The Israeli government made sustained progress in preventing trafficking in persons over the reporting period. During the reporting period, the government held its first and second annual ceremony to present awards to individuals or organizations that made a significant contribution against human trafficking.

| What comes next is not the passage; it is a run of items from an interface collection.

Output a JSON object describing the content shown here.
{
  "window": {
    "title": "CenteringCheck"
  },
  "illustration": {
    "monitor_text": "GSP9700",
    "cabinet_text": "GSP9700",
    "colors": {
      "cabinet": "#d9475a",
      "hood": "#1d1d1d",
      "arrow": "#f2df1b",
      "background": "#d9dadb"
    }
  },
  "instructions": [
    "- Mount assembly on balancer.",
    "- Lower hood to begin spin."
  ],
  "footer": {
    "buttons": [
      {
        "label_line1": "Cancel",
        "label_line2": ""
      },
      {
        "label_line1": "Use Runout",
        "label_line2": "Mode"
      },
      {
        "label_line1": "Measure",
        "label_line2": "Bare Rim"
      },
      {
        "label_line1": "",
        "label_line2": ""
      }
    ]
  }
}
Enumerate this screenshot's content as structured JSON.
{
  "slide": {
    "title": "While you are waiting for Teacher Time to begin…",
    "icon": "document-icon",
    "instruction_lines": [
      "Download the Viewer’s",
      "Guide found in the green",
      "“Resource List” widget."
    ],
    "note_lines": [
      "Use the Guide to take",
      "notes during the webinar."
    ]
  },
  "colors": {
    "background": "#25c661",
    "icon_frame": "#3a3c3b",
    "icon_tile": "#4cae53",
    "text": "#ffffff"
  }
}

The country's national coordinator for human trafficking posted an annual summary of the Israeli government's anti-trafficking efforts on the Web, and disseminated information on trafficking on the Internet and via a weekly digest sent to governmental and nongovernmental stakeholders. The Knesset held a meeting to discuss the U.S. State Department's Trafficking in Persons Report for Israel. In December 2009, the Authority for the Advancement of the Status of Women broadcast on Israeli television several reports on the issue of sex trafficking. The government distributed trafficking prevention brochures in local languages for use by the Israeli consuls abroad in countries of origin; however, it is uncertain if laborers in their home countries received these brochures. The government continued to distribute a labor rights brochure to foreign workers arriving at the Ben Gurion Airport and a second brochure to foreign construction workers. During the year, authorities revoked the recruitment licenses and special permits to recruit foreign workers of 18 recruitment agencies. Prime Minister Netanyahu in January 2010 announced a Cabinet-approved plan to increase penalties on employment agencies that charge exorbitant recruitment fees and force agencies to secure a full year's employment for workers in the caretaker sector. However, the plan also binds foreign workers to sectors and geographic regions, and migrants who are found violating this for more than 90 days will be deported. The government used education campaigns to reduce the demand for commercial sex acts.